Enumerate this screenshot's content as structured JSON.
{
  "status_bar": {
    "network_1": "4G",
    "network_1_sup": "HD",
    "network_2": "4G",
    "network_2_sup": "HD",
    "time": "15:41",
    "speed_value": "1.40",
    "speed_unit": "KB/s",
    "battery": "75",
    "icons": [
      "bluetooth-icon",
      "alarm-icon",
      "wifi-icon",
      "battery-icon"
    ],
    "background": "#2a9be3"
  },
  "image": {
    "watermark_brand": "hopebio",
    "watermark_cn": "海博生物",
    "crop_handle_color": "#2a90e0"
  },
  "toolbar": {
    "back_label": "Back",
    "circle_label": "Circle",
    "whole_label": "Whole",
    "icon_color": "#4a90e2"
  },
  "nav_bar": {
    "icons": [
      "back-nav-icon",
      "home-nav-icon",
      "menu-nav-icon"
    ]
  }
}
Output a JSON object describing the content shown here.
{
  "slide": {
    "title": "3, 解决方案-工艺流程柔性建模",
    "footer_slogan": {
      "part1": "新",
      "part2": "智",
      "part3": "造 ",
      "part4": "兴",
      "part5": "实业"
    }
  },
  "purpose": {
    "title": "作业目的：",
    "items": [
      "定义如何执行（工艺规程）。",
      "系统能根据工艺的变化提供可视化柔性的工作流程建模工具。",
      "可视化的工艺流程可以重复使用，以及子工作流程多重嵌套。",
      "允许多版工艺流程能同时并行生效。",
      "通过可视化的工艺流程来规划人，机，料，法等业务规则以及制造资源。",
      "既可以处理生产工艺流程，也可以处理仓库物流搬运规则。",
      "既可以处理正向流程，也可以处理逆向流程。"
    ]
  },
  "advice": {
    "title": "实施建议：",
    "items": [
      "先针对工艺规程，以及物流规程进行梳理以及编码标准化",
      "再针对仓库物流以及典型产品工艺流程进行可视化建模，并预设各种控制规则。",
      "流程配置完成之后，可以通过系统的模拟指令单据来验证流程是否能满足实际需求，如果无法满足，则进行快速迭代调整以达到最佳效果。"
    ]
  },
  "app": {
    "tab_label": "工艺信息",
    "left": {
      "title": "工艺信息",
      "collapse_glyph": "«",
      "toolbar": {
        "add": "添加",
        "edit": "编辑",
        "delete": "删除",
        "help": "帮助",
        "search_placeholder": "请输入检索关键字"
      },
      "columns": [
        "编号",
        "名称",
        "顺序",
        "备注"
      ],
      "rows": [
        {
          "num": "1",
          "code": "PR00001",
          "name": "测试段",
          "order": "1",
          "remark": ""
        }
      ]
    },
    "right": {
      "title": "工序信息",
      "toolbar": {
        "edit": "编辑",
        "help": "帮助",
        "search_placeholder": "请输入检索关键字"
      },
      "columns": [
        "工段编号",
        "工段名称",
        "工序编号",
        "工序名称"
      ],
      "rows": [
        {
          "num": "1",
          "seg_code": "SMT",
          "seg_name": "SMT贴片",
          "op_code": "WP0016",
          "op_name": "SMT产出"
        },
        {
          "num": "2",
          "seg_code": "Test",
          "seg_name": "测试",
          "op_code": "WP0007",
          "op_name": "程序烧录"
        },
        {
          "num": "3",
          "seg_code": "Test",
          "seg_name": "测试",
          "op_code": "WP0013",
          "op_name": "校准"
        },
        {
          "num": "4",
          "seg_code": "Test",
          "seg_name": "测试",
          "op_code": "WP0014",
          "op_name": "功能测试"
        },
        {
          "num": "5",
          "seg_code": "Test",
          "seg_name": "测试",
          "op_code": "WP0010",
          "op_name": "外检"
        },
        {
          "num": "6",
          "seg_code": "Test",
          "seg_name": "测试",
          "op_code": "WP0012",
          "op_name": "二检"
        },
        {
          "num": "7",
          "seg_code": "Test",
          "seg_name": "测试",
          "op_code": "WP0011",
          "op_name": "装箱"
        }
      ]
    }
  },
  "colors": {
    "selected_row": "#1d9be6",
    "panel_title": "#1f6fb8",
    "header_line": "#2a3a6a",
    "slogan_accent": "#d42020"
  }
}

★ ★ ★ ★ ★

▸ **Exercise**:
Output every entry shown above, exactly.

▸ **Result of the task**:
Enumerate this screenshot's content as structured JSON.
{
  "status_bar": {
    "network_1": "4G",
    "network_1_sup": "HD",
    "network_2": "4G",
    "network_2_sup": "HD",
    "time": "15:41",
    "speed_value": "1.40",
    "speed_unit": "KB/s",
    "battery": "75",
    "icons": [
      "bluetooth-icon",
      "alarm-icon",
      "wifi-icon",
      "battery-icon"
    ],
    "background": "#2a9be3"
  },
  "image": {
    "watermark_brand": "hopebio",
    "watermark_cn": "海博生物",
    "crop_handle_color": "#2a90e0"
  },
  "toolbar": {
    "back_label": "Back",
    "circle_label": "Circle",
    "whole_label": "Whole",
    "icon_color": "#4a90e2"
  },
  "nav_bar": {
    "icons": [
      "back-nav-icon",
      "home-nav-icon",
      "menu-nav-icon"
    ]
  }
}
Output a JSON object describing the content shown here.
{
  "slide": {
    "title": "3, 解决方案-工艺流程柔性建模",
    "footer_slogan": {
      "part1": "新",
      "part2": "智",
      "part3": "造 ",
      "part4": "兴",
      "part5": "实业"
    }
  },
  "purpose": {
    "title": "作业目的：",
    "items": [
      "定义如何执行（工艺规程）。",
      "系统能根据工艺的变化提供可视化柔性的工作流程建模工具。",
      "可视化的工艺流程可以重复使用，以及子工作流程多重嵌套。",
      "允许多版工艺流程能同时并行生效。",
      "通过可视化的工艺流程来规划人，机，料，法等业务规则以及制造资源。",
      "既可以处理生产工艺流程，也可以处理仓库物流搬运规则。",
      "既可以处理正向流程，也可以处理逆向流程。"
    ]
  },
  "advice": {
    "title": "实施建议：",
    "items": [
      "先针对工艺规程，以及物流规程进行梳理以及编码标准化",
      "再针对仓库物流以及典型产品工艺流程进行可视化建模，并预设各种控制规则。",
      "流程配置完成之后，可以通过系统的模拟指令单据来验证流程是否能满足实际需求，如果无法满足，则进行快速迭代调整以达到最佳效果。"
    ]
  },
  "app": {
    "tab_label": "工艺信息",
    "left": {
      "title": "工艺信息",
      "collapse_glyph": "«",
      "toolbar": {
        "add": "添加",
        "edit": "编辑",
        "delete": "删除",
        "help": "帮助",
        "search_placeholder": "请输入检索关键字"
      },
      "columns": [
        "编号",
        "名称",
        "顺序",
        "备注"
      ],
      "rows": [
        {
          "num": "1",
          "code": "PR00001",
          "name": "测试段",
          "order": "1",
          "remark": ""
        }
      ]
    },
    "right": {
      "title": "工序信息",
      "toolbar": {
        "edit": "编辑",
        "help": "帮助",
        "search_placeholder": "请输入检索关键字"
      },
      "columns": [
        "工段编号",
        "工段名称",
        "工序编号",
        "工序名称"
      ],
      "rows": [
        {
          "num": "1",
          "seg_code": "SMT",
          "seg_name": "SMT贴片",
          "op_code": "WP0016",
          "op_name": "SMT产出"
        },
        {
          "num": "2",
          "seg_code": "Test",
          "seg_name": "测试",
          "op_code": "WP0007",
          "op_name": "程序烧录"
        },
        {
          "num": "3",
          "seg_code": "Test",
          "seg_name": "测试",
          "op_code": "WP0013",
          "op_name": "校准"
        },
        {
          "num": "4",
          "seg_code": "Test",
          "seg_name": "测试",
          "op_code": "WP0014",
          "op_name": "功能测试"
        },
        {
          "num": "5",
          "seg_code": "Test",
          "seg_name": "测试",
          "op_code": "WP0010",
          "op_name": "外检"
        },
        {
          "num": "6",
          "seg_code": "Test",
          "seg_name": "测试",
          "op_code": "WP0012",
          "op_name": "二检"
        },
        {
          "num": "7",
          "seg_code": "Test",
          "seg_name": "测试",
          "op_code": "WP0011",
          "op_name": "装箱"
        }
      ]
    }
  },
  "colors": {
    "selected_row": "#1d9be6",
    "panel_title": "#1f6fb8",
    "header_line": "#2a3a6a",
    "slogan_accent": "#d42020"
  }
}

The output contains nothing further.